PROMPT: Your copy of the entries must be exact, and it must not include the pictures.

DATASET EXTRACT:
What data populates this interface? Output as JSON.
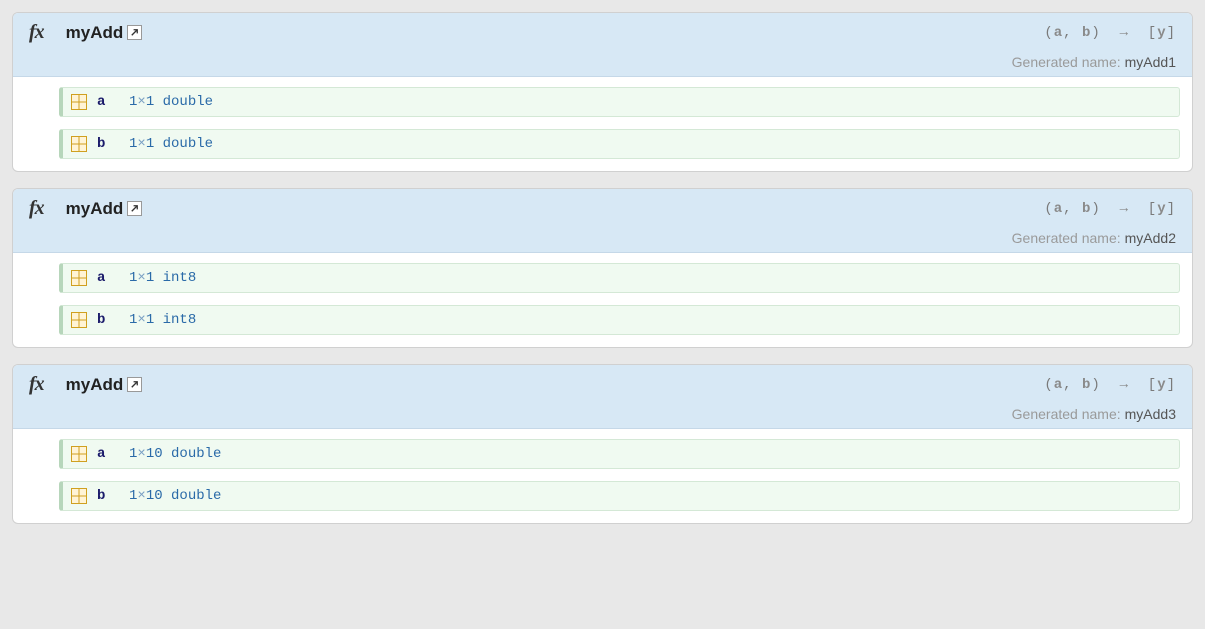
{
  "generated_label": "Generated name:",
  "signature": {
    "open": "(",
    "p1": "a",
    "comma": ",",
    "p2": "b",
    "close": ")",
    "arrow": "→",
    "ret_open": "[",
    "ret": "y",
    "ret_close": "]"
  },
  "entries": [
    {
      "fn_name": "myAdd",
      "generated_name": "myAdd1",
      "args": [
        {
          "name": "a",
          "dim1": "1",
          "dim2": "1",
          "dtype": "double"
        },
        {
          "name": "b",
          "dim1": "1",
          "dim2": "1",
          "dtype": "double"
        }
      ]
    },
    {
      "fn_name": "myAdd",
      "generated_name": "myAdd2",
      "args": [
        {
          "name": "a",
          "dim1": "1",
          "dim2": "1",
          "dtype": "int8"
        },
        {
          "name": "b",
          "dim1": "1",
          "dim2": "1",
          "dtype": "int8"
        }
      ]
    },
    {
      "fn_name": "myAdd",
      "generated_name": "myAdd3",
      "args": [
        {
          "name": "a",
          "dim1": "1",
          "dim2": "10",
          "dtype": "double"
        },
        {
          "name": "b",
          "dim1": "1",
          "dim2": "10",
          "dtype": "double"
        }
      ]
    }
  ]
}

REPLY TO THE EXERCISE:
What data populates this interface? Output as JSON.
{
  "generated_label": "Generated name:",
  "signature": {
    "open": "(",
    "p1": "a",
    "comma": ",",
    "p2": "b",
    "close": ")",
    "arrow": "→",
    "ret_open": "[",
    "ret": "y",
    "ret_close": "]"
  },
  "entries": [
    {
      "fn_name": "myAdd",
      "generated_name": "myAdd1",
      "args": [
        {
          "name": "a",
          "dim1": "1",
          "dim2": "1",
          "dtype": "double"
        },
        {
          "name": "b",
          "dim1": "1",
          "dim2": "1",
          "dtype": "double"
        }
      ]
    },
    {
      "fn_name": "myAdd",
      "generated_name": "myAdd2",
      "args": [
        {
          "name": "a",
          "dim1": "1",
          "dim2": "1",
          "dtype": "int8"
        },
        {
          "name": "b",
          "dim1": "1",
          "dim2": "1",
          "dtype": "int8"
        }
      ]
    },
    {
      "fn_name": "myAdd",
      "generated_name": "myAdd3",
      "args": [
        {
          "name": "a",
          "dim1": "1",
          "dim2": "10",
          "dtype": "double"
        },
        {
          "name": "b",
          "dim1": "1",
          "dim2": "10",
          "dtype": "double"
        }
      ]
    }
  ]
}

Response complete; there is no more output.